How Do Harvard Students Feel About Their Housing?

As the summer draws to a close, college students across the country pack up their things and depart for their new homes. At Harvard, the class of 2021 has moved into their residential houses for the first time.

A member of the class of 2021 begins his freshman year (source).

The Harvard Open Data Project has written extensively about Harvard’s housing system and whether students are placed randomly as the administration claims. Last March, we released an analysis of the housing preferences of the class of 2021, prior to housing day.

A huge “thank you” to Insomnia Cookies (source).

Shortly after first-years received their housing assignments last spring, we sent out a survey via email and offered Insomnia Cookies to those who filled it out. Our intent was to understand not only where students were placed, but also how they felt about their assignments. We received a record 507 responses, more than a quarter of the entire class.

It is important to remember that this data comes from a sample of the entire class, and is not necessarily representative.

How Satisfied Were Students with Their Housing Assignments?

Incoming Winthrop, Lowell, and Dunster residents reported the top three highest levels of satisfaction. This is unsurprising; newly renovated houses and spacious swing accommodations remained the envy of many students. As is consistent with previous findings, those assigned to the quad reported the lowest levels of satisfaction with their assignments.

The Quad Lawn looks like a pretty nice place to live (source).

Did Opinions of Houses Change?

How did the mean satisfaction rating per house differ before and after housing day?

We asked students to rank all of the houses by desirability prior to receiving their housing assignment. Once the housing lottery had occurred, we asked respondents to rate their level of satisfaction with their new housing assignment. These measures were ranked against one another to allow for direct comparison. Since both of these surveys were anonymous, it is impossible to determine whether the same group of students who filled out the first responded to the second, so it is difficult to conclude that the following changes are due to changes in opinions of the houses and not simply a change in the sample.
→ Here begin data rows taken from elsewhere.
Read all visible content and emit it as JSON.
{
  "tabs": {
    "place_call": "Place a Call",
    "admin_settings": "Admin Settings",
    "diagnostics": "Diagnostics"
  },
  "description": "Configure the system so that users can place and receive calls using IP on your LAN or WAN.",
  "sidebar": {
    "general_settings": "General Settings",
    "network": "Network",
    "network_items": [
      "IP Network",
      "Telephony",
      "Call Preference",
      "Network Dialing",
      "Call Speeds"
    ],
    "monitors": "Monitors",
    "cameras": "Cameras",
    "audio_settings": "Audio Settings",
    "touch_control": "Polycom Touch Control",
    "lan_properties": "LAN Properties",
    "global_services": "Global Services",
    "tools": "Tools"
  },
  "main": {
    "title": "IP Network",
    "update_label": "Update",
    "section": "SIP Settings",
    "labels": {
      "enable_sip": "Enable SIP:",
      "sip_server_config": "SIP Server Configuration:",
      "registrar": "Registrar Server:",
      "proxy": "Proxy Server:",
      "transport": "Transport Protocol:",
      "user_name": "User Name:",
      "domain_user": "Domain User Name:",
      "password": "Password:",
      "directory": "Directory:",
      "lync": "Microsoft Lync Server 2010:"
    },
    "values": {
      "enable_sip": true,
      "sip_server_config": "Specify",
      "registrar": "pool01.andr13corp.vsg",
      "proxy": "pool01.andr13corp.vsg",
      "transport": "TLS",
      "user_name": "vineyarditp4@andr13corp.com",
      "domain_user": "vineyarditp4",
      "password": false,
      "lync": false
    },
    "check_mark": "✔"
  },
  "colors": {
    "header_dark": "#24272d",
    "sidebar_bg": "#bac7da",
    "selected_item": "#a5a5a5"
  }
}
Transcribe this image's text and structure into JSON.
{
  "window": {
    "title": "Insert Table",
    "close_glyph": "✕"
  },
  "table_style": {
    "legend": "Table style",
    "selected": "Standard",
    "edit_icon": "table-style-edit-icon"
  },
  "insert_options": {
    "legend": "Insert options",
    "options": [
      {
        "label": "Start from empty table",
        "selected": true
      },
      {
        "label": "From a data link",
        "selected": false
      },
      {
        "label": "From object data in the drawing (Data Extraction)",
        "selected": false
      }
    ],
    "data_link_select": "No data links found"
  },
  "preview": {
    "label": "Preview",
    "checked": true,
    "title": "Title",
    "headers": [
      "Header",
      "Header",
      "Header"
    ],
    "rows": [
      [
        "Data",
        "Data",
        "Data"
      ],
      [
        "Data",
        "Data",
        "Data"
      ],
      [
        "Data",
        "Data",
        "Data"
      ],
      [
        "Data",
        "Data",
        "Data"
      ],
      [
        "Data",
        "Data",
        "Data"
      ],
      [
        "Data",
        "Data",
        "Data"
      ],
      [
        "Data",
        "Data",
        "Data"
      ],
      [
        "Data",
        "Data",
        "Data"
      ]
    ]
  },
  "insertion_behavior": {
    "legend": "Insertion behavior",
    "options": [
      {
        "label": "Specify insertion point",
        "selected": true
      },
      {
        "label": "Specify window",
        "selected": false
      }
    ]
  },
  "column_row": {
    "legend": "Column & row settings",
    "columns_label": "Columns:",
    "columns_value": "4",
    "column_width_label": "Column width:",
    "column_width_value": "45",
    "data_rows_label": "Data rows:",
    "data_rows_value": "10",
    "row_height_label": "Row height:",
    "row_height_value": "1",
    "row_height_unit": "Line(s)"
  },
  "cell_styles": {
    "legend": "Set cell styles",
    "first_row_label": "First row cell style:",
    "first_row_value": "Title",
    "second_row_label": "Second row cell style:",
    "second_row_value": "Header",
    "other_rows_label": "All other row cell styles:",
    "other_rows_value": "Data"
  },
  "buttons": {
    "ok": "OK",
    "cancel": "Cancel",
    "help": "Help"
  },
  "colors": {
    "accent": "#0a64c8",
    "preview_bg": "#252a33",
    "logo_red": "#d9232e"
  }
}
Sentiments Toward Each House Stayed Largely Constant

Winthrop, Lowell, Dunster, and Quincy maintained their top four positions post-lottery. Cabot and Currier switched, still occupying the last two places, but this may be due more to the change in samples than a genuine change in sentiment.

An aerial view of Eliot House and Kirkland House (source).

Neighbors Eliot House and Kirkland House also traded places with one another, Eliot moving up two spots and Kirkland moving down two spots. The two houses are virtually identical in location, so it’s unlikely that this was a deciding factor or differentiator.

Note: It is possible that these results are insignificant due to a combination of chance, bias in the sample, and other factors.

Do Blocking and Linking Group Size Matter?

First-year students can choose to “block” with up to 7 other students in their class, which means that they are guaranteed to be placed in the same residential house. Each blocking group has the opportunity to “link” with another blocking group, which means that they are guaranteed to be placed in the same residential neighborhood, but not in the same house.

Our 2017 analysis suggested that blocking groups with 8 members were twice as likely to be quadded than assigned to a House in the River Central neighborhood (Adams, Quincy, and Lowell).

Additionally, in 2017 we found that blocking groups that did not link with another group were far less likely to be quadded than placed in a River House.

Our 2018 results contradict many of our hypotheses from the year prior.

This year, only 23% of respondents who were members of blocking groups of 8 people were quadded, compared with 33% last year.

Contrary to last year’s results suggesting that linking would increase chances of being quadded, 75% of respondents who were assigned to Currier House did not link with another blocking group.

Although some trends emerged, we simply don’t have complete enough information to draw substantial conclusions. For example, we have no way of knowing if every single member of one blocking group filled out our survey, or if each response was unique to a different group.

Housing, like Harvard, is what you make of it.

The vast majority of upperclassmen report being very satisfied with their housing assignments. Adjusting to any new environment can be difficult. It might take a few weeks to successfully navigate the Adams tunnels, or to learn the names of the Kirkland dogs, but that’s okay.

Whatever your challenges may be, rest assured that your house will soon become a home.


This is a project of the Harvard College Open Data Project (HODP), a student-faculty group that aims to use public Harvard data to increase transparency and analyze problems on campus.

Thanks to everyone at HODP who contributed to this article, especially Emma Ling and Jeffrey Ding He.

Like what you read? Give Flora DiCara a round of applause.

From a quick cheer to a standing ovation, clap to show how much you enjoyed this story.